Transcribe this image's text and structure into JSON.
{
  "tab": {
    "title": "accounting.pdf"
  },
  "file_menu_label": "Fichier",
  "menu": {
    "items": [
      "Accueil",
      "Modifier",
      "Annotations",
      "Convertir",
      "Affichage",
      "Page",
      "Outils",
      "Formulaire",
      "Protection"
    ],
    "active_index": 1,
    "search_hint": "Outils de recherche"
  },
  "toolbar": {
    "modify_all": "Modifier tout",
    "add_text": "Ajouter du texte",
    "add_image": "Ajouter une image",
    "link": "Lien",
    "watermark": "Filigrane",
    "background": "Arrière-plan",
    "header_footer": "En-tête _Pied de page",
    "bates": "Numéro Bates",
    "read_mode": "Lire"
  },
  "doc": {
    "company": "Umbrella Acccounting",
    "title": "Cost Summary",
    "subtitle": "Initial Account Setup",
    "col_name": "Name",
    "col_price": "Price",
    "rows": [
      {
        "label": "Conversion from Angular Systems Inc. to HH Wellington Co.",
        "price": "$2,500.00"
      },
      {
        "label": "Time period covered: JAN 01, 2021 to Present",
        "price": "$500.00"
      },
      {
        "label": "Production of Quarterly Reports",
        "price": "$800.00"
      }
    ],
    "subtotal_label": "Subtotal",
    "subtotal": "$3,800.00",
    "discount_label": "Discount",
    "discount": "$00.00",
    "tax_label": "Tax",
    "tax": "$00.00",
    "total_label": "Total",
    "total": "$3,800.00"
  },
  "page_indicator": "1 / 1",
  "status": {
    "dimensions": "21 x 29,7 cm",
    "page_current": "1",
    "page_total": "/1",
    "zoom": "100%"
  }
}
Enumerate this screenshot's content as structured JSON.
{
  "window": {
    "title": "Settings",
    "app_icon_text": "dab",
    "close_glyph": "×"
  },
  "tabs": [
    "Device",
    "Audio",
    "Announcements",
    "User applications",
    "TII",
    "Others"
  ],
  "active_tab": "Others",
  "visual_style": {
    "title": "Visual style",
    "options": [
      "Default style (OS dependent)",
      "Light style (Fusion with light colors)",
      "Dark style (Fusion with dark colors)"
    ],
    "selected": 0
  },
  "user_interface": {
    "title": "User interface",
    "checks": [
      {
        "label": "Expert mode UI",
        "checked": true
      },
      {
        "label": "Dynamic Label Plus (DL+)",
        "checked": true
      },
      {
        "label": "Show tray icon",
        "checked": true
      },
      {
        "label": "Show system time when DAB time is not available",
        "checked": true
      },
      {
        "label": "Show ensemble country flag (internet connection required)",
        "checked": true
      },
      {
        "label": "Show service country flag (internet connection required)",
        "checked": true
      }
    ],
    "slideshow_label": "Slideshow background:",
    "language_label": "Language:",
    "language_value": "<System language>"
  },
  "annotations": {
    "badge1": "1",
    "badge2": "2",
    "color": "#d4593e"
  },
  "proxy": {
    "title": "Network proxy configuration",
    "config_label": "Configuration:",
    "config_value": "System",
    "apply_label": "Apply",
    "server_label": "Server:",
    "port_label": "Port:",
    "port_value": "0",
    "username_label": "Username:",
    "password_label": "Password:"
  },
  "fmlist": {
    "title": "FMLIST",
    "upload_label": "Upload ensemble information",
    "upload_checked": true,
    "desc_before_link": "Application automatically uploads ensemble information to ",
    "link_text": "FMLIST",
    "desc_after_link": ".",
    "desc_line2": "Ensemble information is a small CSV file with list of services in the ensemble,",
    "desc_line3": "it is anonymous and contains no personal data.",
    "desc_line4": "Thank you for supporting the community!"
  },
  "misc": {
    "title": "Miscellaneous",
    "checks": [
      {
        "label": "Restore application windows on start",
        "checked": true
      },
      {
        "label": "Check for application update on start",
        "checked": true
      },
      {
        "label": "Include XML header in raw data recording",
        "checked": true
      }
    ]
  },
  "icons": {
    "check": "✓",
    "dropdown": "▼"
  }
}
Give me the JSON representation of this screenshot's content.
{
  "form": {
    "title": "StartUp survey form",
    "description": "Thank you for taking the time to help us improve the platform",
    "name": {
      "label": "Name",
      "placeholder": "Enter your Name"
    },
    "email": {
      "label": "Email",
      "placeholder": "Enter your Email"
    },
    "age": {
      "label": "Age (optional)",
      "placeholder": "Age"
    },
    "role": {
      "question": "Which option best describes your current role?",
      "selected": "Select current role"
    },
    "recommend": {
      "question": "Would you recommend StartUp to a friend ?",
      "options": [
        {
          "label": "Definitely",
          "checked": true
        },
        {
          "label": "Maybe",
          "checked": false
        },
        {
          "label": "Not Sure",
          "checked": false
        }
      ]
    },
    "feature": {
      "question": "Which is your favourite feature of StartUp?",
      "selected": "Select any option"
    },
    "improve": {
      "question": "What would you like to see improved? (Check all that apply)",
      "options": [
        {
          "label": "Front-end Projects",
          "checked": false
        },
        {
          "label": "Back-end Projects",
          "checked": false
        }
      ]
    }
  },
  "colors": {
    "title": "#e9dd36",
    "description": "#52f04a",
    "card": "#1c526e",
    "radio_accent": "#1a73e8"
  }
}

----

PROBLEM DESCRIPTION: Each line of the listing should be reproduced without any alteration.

RESPONSE TO THE TASK:
Transcribe this image's text and structure into JSON.
{
  "tab": {
    "title": "accounting.pdf"
  },
  "file_menu_label": "Fichier",
  "menu": {
    "items": [
      "Accueil",
      "Modifier",
      "Annotations",
      "Convertir",
      "Affichage",
      "Page",
      "Outils",
      "Formulaire",
      "Protection"
    ],
    "active_index": 1,
    "search_hint": "Outils de recherche"
  },
  "toolbar": {
    "modify_all": "Modifier tout",
    "add_text": "Ajouter du texte",
    "add_image": "Ajouter une image",
    "link": "Lien",
    "watermark": "Filigrane",
    "background": "Arrière-plan",
    "header_footer": "En-tête _Pied de page",
    "bates": "Numéro Bates",
    "read_mode": "Lire"
  },
  "doc": {
    "company": "Umbrella Acccounting",
    "title": "Cost Summary",
    "subtitle": "Initial Account Setup",
    "col_name": "Name",
    "col_price": "Price",
    "rows": [
      {
        "label": "Conversion from Angular Systems Inc. to HH Wellington Co.",
        "price": "$2,500.00"
      },
      {
        "label": "Time period covered: JAN 01, 2021 to Present",
        "price": "$500.00"
      },
      {
        "label": "Production of Quarterly Reports",
        "price": "$800.00"
      }
    ],
    "subtotal_label": "Subtotal",
    "subtotal": "$3,800.00",
    "discount_label": "Discount",
    "discount": "$00.00",
    "tax_label": "Tax",
    "tax": "$00.00",
    "total_label": "Total",
    "total": "$3,800.00"
  },
  "page_indicator": "1 / 1",
  "status": {
    "dimensions": "21 x 29,7 cm",
    "page_current": "1",
    "page_total": "/1",
    "zoom": "100%"
  }
}
Enumerate this screenshot's content as structured JSON.
{
  "window": {
    "title": "Settings",
    "app_icon_text": "dab",
    "close_glyph": "×"
  },
  "tabs": [
    "Device",
    "Audio",
    "Announcements",
    "User applications",
    "TII",
    "Others"
  ],
  "active_tab": "Others",
  "visual_style": {
    "title": "Visual style",
    "options": [
      "Default style (OS dependent)",
      "Light style (Fusion with light colors)",
      "Dark style (Fusion with dark colors)"
    ],
    "selected": 0
  },
  "user_interface": {
    "title": "User interface",
    "checks": [
      {
        "label": "Expert mode UI",
        "checked": true
      },
      {
        "label": "Dynamic Label Plus (DL+)",
        "checked": true
      },
      {
        "label": "Show tray icon",
        "checked": true
      },
      {
        "label": "Show system time when DAB time is not available",
        "checked": true
      },
      {
        "label": "Show ensemble country flag (internet connection required)",
        "checked": true
      },
      {
        "label": "Show service country flag (internet connection required)",
        "checked": true
      }
    ],
    "slideshow_label": "Slideshow background:",
    "language_label": "Language:",
    "language_value": "<System language>"
  },
  "annotations": {
    "badge1": "1",
    "badge2": "2",
    "color": "#d4593e"
  },
  "proxy": {
    "title": "Network proxy configuration",
    "config_label": "Configuration:",
    "config_value": "System",
    "apply_label": "Apply",
    "server_label": "Server:",
    "port_label": "Port:",
    "port_value": "0",
    "username_label": "Username:",
    "password_label": "Password:"
  },
  "fmlist": {
    "title": "FMLIST",
    "upload_label": "Upload ensemble information",
    "upload_checked": true,
    "desc_before_link": "Application automatically uploads ensemble information to ",
    "link_text": "FMLIST",
    "desc_after_link": ".",
    "desc_line2": "Ensemble information is a small CSV file with list of services in the ensemble,",
    "desc_line3": "it is anonymous and contains no personal data.",
    "desc_line4": "Thank you for supporting the community!"
  },
  "misc": {
    "title": "Miscellaneous",
    "checks": [
      {
        "label": "Restore application windows on start",
        "checked": true
      },
      {
        "label": "Check for application update on start",
        "checked": true
      },
      {
        "label": "Include XML header in raw data recording",
        "checked": true
      }
    ]
  },
  "icons": {
    "check": "✓",
    "dropdown": "▼"
  }
}
Give me the JSON representation of this screenshot's content.
{
  "form": {
    "title": "StartUp survey form",
    "description": "Thank you for taking the time to help us improve the platform",
    "name": {
      "label": "Name",
      "placeholder": "Enter your Name"
    },
    "email": {
      "label": "Email",
      "placeholder": "Enter your Email"
    },
    "age": {
      "label": "Age (optional)",
      "placeholder": "Age"
    },
    "role": {
      "question": "Which option best describes your current role?",
      "selected": "Select current role"
    },
    "recommend": {
      "question": "Would you recommend StartUp to a friend ?",
      "options": [
        {
          "label": "Definitely",
          "checked": true
        },
        {
          "label": "Maybe",
          "checked": false
        },
        {
          "label": "Not Sure",
          "checked": false
        }
      ]
    },
    "feature": {
      "question": "Which is your favourite feature of StartUp?",
      "selected": "Select any option"
    },
    "improve": {
      "question": "What would you like to see improved? (Check all that apply)",
      "options": [
        {
          "label": "Front-end Projects",
          "checked": false
        },
        {
          "label": "Back-end Projects",
          "checked": false
        }
      ]
    }
  },
  "colors": {
    "title": "#e9dd36",
    "description": "#52f04a",
    "card": "#1c526e",
    "radio_accent": "#1a73e8"
  }
}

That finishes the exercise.